▸ **Aim of the task**
Each line of the records that includes "JSON" should be found and copied.

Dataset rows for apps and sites
======
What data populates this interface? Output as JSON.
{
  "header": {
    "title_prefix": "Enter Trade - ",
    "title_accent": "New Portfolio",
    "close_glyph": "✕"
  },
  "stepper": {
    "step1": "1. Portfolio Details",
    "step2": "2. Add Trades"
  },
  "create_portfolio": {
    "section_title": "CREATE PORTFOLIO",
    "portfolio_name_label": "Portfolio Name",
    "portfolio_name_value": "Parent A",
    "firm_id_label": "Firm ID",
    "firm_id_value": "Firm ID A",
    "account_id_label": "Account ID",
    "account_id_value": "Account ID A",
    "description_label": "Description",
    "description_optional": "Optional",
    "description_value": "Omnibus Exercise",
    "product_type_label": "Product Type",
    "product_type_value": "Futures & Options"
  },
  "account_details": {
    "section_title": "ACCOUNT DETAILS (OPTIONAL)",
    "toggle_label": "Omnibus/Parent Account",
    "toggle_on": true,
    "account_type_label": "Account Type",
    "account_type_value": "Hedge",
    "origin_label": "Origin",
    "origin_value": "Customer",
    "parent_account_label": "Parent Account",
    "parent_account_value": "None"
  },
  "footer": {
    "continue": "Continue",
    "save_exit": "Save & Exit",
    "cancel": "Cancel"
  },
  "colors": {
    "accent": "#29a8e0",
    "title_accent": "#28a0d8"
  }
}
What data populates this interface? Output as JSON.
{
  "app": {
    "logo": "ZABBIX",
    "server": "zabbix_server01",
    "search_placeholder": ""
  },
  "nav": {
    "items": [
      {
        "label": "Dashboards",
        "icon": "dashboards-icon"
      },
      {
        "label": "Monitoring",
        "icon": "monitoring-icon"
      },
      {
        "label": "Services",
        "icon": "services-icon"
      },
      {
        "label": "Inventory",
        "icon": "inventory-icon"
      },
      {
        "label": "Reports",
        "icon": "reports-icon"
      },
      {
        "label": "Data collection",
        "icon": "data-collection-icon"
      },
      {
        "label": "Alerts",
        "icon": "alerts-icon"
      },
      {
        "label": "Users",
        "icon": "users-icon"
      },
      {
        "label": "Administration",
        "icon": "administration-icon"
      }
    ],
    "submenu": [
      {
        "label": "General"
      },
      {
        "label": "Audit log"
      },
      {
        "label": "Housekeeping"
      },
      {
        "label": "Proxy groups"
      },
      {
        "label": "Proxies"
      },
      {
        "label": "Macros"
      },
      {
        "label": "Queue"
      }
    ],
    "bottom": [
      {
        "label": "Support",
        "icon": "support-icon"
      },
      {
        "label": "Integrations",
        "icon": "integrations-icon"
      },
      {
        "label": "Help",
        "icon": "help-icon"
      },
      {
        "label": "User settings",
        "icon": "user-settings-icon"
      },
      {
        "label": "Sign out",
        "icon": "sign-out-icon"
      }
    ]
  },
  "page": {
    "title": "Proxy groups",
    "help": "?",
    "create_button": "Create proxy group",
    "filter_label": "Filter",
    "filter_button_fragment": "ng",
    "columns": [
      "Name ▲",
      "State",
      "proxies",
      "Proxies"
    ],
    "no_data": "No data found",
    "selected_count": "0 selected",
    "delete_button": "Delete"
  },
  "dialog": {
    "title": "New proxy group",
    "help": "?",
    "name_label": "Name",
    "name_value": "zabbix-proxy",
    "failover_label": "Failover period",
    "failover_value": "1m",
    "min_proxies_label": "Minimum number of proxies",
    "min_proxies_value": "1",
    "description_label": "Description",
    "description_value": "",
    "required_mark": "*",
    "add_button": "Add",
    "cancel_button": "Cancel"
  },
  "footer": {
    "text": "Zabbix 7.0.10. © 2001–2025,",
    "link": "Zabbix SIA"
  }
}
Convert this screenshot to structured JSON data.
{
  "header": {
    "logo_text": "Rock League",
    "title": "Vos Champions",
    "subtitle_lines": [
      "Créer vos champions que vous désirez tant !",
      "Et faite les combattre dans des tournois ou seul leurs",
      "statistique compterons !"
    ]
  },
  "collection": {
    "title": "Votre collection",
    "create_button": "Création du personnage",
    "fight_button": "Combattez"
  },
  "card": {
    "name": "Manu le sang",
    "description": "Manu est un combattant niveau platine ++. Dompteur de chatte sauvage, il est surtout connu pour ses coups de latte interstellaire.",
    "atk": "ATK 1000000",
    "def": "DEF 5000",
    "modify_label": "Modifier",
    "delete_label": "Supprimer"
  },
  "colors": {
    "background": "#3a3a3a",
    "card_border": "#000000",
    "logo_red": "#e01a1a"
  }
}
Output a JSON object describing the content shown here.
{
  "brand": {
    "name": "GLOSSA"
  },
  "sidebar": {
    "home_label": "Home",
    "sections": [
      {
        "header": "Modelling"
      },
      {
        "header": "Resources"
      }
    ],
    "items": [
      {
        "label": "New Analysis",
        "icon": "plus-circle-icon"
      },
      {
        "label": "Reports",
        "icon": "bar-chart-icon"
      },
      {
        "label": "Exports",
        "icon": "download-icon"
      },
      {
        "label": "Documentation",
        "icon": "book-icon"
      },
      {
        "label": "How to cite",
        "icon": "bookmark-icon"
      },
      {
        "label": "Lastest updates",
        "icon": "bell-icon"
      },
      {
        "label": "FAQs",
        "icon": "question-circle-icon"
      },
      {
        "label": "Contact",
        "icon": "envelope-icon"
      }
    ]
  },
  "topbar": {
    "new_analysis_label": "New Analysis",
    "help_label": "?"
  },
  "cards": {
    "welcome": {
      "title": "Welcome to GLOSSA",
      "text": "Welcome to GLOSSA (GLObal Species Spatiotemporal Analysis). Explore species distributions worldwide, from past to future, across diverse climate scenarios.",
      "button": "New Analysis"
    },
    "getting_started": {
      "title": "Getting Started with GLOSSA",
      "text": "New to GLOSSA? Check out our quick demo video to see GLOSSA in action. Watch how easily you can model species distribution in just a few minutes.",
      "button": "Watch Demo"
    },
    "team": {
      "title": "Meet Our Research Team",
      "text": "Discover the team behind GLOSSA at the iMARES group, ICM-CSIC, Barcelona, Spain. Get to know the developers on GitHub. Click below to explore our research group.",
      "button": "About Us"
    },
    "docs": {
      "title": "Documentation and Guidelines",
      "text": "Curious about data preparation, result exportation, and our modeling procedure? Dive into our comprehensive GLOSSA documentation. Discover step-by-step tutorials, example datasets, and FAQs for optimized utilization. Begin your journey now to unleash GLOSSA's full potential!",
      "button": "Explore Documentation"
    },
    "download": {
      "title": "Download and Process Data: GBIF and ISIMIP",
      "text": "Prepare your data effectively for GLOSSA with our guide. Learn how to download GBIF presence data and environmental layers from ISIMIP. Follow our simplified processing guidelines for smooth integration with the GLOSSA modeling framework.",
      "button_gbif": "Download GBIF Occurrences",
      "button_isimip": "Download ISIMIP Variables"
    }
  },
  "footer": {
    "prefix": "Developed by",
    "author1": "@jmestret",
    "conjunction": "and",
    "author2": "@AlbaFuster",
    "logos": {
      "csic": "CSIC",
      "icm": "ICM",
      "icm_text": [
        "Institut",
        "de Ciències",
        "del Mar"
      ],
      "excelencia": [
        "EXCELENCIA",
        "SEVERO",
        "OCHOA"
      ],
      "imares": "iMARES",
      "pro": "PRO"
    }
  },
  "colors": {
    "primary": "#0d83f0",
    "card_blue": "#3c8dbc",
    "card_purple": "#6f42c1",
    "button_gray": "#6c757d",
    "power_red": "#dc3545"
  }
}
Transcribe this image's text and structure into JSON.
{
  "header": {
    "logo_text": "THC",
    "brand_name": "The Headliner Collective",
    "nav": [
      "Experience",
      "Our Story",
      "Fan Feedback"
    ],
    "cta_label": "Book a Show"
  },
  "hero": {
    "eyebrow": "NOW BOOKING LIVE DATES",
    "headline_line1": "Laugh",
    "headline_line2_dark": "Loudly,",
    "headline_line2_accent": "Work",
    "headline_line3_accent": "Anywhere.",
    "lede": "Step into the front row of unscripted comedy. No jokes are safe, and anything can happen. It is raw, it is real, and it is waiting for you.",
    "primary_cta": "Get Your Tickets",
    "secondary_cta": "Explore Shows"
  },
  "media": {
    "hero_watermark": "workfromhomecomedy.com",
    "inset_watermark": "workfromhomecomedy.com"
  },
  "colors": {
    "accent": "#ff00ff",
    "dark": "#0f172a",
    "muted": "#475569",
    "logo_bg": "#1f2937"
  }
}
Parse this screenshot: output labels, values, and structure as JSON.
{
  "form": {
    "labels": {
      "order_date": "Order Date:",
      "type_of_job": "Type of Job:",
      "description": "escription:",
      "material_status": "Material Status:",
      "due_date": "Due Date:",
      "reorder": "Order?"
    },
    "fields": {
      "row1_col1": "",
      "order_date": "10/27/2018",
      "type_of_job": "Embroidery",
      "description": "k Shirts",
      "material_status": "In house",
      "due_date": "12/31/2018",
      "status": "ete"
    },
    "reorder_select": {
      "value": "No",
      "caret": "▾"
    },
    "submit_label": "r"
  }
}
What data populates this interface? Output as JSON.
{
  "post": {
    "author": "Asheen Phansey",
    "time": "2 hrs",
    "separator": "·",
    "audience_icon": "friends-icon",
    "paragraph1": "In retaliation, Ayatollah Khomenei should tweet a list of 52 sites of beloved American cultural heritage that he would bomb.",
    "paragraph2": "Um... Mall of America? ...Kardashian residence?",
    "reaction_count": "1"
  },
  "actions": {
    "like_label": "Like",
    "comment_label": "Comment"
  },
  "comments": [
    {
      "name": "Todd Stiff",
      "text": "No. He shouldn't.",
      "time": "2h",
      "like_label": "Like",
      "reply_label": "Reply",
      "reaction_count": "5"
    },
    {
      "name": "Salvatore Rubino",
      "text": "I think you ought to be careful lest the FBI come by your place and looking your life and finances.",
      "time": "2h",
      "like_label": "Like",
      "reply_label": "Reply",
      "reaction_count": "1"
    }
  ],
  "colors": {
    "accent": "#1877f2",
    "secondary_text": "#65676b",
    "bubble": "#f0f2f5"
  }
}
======
▸ **Solved problem**
What data populates this interface? Output as JSON.
What data populates this interface? Output as JSON.
Convert this screenshot to structured JSON data.
Output a JSON object describing the content shown here.
Transcribe this image's text and structure into JSON.
Parse this screenshot: output labels, values, and structure as JSON.
What data populates this interface? Output as JSON.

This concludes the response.